Both the thin ascending limb of the loop of Henle and the inner medullary collecting duct are relatively permeable to urea, whereas the thin descending and thick ascending limbs of the loop of Henle, the distal tubule, and early parts of the collecting system are relatively impermeable to urea. The reabsorption of water along the nephron thus leads to a rise in the tubular urea concentration. During hypovolemia, when levels of vasopressin are high and water is maximally reabsorbed, the inner medullary interstitial fluid urea concentration concomitantly rises, owing to the increased concentration gradient for the passive transport of urea out of the collecting duct system. This effect is enhanced because urea transporter UT-A1 in the inner medullary collecting duct is directly sensitive to vasopressin and upregulates its expression (3). Thus, the increased steady-state level of urea in the plasma of acutely dehydrated patients is a reflection of the increased urea concentration in the medullary interstitium, owing to a vasopressin-mediated elevation in urea reabsorption in the collecting ducts.
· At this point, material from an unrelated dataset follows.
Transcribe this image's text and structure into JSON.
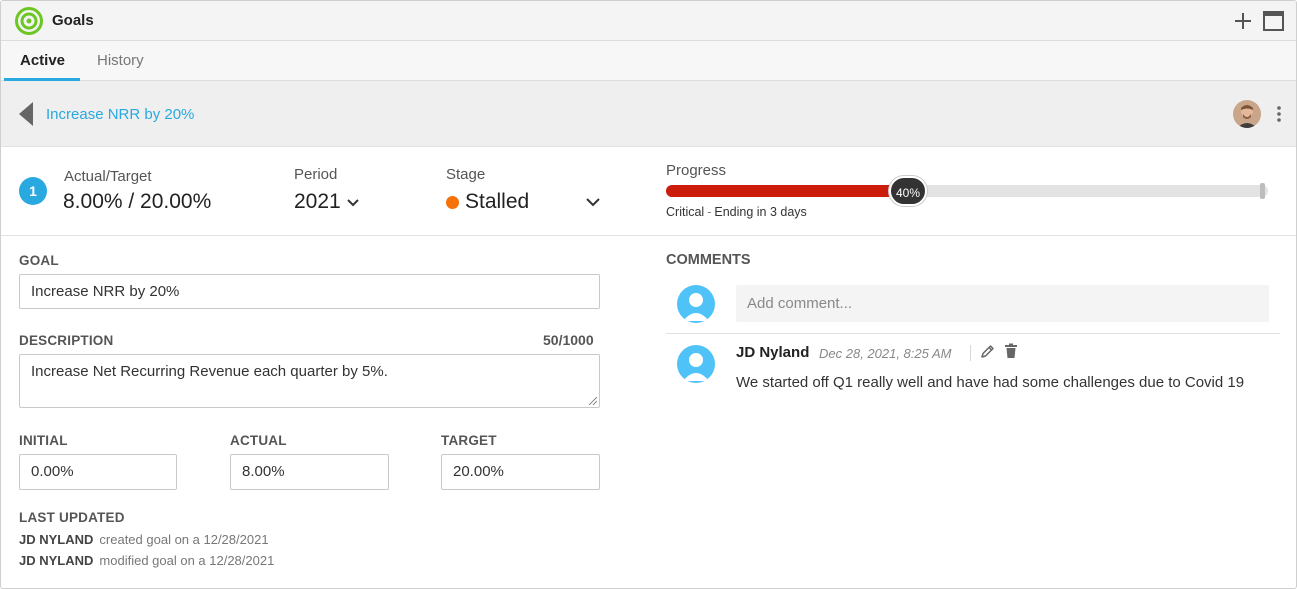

The adaptive effect of this increased reabsorption of urea is to potentiate the effect of vasopressin, thereby allowing for the greater retention of water from the filtrate. The urea reabsorbed increases the medullary concentration of the solute, which is critical for the reabsorption of water from the thin inner medullary part of the descending limb of the loop of Henle. Here, there is no osmotic gradient to cause water movement in the diluting kidney. Thus, in the presence of vasopressin, and therefore a significant medullary urea concentration, there is passive reabsorption of salt from the thin ascending limb, because the salt concentration of the tubular fluid flowing up from the apex of the loop is higher than that of the surrounding medullary fluid. Without the reabsorption of urea, the osmotic gradient for water reabsorption in the descending limb would not extend below the thick segment, and, in the concentrating human kidney, urea handling can account for half of the osmotic pressure of the medullary fluids. In fact, to keep urea movements intact, some urea diffuses into the thin ascending limb, allowing it to be recycled. In the absence of vasopressin, the medullary urea concentration gradually dissipates.